Scientists at the Georgia Institute of Technology have announced that they've discovered a significant number of living microorganisms, primarily bacteria, in the middle and upper troposphere using genomic techniques.
The troposphere is a section of the atmosphere that is about four to six miles above the Earth's surface.
Researchers are not yet sure whether the microorganisms habitually reside in the troposphere, or whether they were sent into the middle and upper troposphere from the Earth's surface. The scientists believe that the microorganisms could play an important role in forming ice that affects weather and climate.
The microorganisms were found in air samples that were obtained through NASA's Genesis and Rapid Intensification Process (GRIP) program to examine low and high altitude air masses linked to tropical storms. The sampling was conducted from a DC-8 over land and ocean before, during and after hurricanes Earl and Karl in 2010.
Kostas Konstantinidis, an assistant professor in the School of Civil and Environmental Engineering at the Georgia Institute of Technology, said in a statement:
“We did not expect to find so many microorganisms in the troposphere, which is considered a difficult environment for life. There seems to be quite a diversity of species, but not all bacteria make it into the upper troposphere.”
The researchers used genomic techniques such as polymerase chain reaction and gene sequencing to examine the filters from a filter system that gathered the microorganisms from outside air entering the plane's sampling probes. This allowed researchers to identify the microorganisms as well as estimate their numbers without having to rely on more conventional cell-culture techniques.
Researchers found that samples from air masses over the ocean contained mostly marine bacteria, while samples from air masses over land contained mostly earthly bacteria. They also found convincing evidence that the hurricanes had a large effect on the distribution and dynamics of microorganism populations.
Athanasios Nenes, a professor at the Georgia Tech School of Earth and Atmospheric Sciences and School of Chemical and Biomolecular Engineering, commented:
“In the absence of dust or other materials that could provide a good nucleus for ice formation, just having a small number of these microorganisms around could facilitate the formation of ice at these altitudes and attract surrounding moisture.
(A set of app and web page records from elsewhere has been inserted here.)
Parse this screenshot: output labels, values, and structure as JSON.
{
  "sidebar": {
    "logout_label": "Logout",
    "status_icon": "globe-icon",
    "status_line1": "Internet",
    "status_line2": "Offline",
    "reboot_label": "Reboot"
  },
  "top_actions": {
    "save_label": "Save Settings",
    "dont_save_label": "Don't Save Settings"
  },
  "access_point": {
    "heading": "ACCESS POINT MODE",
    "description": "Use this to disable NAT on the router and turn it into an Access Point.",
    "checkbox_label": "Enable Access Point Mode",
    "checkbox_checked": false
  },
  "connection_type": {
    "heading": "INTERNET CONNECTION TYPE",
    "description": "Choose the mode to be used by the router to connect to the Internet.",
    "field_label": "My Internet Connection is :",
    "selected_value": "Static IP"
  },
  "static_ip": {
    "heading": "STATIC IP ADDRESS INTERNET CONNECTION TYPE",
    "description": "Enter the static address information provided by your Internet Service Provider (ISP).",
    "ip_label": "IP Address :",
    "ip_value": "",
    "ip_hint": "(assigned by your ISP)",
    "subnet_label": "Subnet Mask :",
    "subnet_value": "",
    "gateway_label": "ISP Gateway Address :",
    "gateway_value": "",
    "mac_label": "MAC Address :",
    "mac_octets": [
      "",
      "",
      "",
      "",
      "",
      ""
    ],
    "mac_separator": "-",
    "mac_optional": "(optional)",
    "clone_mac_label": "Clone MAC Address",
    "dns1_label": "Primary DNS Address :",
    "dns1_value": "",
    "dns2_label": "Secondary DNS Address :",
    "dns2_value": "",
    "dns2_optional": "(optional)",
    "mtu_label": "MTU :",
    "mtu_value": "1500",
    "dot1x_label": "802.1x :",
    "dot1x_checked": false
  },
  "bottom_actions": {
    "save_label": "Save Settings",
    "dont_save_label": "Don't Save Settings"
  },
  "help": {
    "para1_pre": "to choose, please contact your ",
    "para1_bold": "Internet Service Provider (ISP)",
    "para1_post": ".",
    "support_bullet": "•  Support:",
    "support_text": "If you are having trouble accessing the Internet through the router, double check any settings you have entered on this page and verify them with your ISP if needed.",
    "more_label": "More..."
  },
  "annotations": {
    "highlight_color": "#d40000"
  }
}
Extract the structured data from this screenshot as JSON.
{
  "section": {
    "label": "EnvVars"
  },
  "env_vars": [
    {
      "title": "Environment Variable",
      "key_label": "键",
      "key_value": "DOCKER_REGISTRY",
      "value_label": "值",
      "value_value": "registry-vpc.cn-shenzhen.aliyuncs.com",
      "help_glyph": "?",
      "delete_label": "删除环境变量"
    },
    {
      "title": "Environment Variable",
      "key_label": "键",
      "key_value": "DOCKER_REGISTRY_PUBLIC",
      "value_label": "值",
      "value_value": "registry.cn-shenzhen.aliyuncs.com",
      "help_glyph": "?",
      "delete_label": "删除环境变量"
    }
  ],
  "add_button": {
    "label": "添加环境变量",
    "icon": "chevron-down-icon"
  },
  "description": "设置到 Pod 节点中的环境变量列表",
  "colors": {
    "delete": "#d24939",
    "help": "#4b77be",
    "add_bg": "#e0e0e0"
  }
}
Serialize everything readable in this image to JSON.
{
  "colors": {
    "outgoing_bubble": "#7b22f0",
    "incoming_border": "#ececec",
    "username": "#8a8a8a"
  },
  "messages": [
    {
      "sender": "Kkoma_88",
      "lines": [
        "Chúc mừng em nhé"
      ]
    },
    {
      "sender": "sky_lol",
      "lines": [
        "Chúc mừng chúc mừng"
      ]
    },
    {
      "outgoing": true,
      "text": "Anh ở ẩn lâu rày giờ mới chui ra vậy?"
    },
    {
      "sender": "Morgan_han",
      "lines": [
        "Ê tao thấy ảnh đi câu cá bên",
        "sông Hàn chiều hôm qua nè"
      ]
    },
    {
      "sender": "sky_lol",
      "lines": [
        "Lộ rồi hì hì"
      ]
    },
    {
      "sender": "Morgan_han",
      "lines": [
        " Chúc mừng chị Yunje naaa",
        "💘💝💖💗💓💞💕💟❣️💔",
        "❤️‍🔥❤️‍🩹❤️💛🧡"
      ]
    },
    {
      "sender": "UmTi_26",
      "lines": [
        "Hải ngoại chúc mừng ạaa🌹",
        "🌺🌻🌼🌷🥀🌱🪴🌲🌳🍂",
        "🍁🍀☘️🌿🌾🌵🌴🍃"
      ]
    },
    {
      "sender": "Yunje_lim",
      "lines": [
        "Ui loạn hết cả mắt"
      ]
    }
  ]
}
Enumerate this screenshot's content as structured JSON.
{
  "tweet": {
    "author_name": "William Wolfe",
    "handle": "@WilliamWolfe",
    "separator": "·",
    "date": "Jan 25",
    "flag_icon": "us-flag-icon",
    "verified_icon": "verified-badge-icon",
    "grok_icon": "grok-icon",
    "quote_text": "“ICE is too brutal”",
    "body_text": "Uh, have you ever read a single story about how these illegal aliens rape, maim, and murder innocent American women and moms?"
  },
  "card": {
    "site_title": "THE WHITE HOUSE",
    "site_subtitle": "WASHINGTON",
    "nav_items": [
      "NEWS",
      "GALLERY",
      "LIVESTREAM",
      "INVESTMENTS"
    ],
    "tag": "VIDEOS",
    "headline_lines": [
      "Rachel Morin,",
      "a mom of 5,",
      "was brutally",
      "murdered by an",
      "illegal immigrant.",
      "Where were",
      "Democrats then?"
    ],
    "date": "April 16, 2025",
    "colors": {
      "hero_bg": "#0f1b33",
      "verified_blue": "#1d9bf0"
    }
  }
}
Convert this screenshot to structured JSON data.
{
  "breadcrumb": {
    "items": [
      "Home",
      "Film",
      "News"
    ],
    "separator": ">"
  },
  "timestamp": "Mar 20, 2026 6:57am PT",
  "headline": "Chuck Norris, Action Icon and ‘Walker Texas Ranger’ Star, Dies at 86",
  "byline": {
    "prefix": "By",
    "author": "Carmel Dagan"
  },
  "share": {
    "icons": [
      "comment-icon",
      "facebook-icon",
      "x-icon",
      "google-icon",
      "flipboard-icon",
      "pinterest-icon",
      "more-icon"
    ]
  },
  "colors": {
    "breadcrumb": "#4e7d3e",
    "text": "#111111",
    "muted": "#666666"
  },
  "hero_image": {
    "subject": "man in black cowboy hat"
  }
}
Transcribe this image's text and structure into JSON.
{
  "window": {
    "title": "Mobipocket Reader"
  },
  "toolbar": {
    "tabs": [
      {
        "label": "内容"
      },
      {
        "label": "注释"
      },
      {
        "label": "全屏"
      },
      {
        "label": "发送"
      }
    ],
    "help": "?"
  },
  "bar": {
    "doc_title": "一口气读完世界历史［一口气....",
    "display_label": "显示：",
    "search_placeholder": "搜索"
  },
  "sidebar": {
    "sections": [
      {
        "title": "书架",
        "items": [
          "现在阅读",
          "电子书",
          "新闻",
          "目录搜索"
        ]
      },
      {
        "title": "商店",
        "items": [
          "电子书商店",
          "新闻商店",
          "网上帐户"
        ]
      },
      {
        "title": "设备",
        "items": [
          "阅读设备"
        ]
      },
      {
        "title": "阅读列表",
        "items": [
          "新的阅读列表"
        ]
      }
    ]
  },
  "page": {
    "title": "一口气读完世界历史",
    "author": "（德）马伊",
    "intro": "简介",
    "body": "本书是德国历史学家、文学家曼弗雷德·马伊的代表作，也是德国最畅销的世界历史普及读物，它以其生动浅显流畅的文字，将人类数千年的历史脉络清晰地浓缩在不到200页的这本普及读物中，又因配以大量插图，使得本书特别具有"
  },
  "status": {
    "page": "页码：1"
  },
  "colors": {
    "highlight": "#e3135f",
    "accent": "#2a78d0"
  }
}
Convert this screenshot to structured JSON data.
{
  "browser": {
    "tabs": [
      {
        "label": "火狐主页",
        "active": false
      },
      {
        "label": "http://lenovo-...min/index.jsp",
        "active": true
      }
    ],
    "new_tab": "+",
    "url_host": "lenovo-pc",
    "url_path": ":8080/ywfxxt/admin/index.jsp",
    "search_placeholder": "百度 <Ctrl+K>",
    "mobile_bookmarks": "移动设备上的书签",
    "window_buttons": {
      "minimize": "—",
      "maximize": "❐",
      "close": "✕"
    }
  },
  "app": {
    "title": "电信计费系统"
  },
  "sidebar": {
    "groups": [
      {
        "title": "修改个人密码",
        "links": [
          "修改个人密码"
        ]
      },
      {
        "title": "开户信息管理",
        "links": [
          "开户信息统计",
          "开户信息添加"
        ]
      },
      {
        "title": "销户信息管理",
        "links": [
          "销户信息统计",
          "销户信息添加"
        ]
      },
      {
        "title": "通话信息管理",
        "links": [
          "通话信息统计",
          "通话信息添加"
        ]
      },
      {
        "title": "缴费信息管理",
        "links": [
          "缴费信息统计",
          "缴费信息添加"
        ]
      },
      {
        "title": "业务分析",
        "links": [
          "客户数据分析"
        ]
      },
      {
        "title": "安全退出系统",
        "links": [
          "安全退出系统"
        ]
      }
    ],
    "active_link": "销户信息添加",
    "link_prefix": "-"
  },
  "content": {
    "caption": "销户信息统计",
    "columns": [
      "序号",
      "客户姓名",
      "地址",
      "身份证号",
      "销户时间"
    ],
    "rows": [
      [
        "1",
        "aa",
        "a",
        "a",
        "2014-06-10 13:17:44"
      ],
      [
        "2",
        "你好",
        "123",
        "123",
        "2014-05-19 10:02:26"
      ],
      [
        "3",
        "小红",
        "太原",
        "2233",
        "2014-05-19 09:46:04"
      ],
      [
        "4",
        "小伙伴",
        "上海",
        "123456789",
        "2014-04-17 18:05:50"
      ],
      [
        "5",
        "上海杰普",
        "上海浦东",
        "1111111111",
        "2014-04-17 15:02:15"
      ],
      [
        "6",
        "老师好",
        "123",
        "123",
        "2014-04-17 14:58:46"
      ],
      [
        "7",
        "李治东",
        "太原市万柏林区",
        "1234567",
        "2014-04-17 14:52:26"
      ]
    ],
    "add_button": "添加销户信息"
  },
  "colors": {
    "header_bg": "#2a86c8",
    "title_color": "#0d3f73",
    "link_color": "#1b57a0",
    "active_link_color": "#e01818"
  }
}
If they are the right size for forming ice, they could affect the clouds around them.”
Researchers would like ton conduct further research to determine whether certain types of bacteria are better than others at surviving in the middle and upper troposphere. They'd also like to learn more about the microorganisms and determine whether or not they are carrying on metabolic functions this high in the Earth's atmosphere.
“For these organisms, perhaps, the conditions may not be that harsh. I wouldn’t be surprised if there is active life and growth in clouds, but this is something we cannot say for sure now.”
The study’s findings were recently published in the journal Proceedings of the National Academy of Sciences.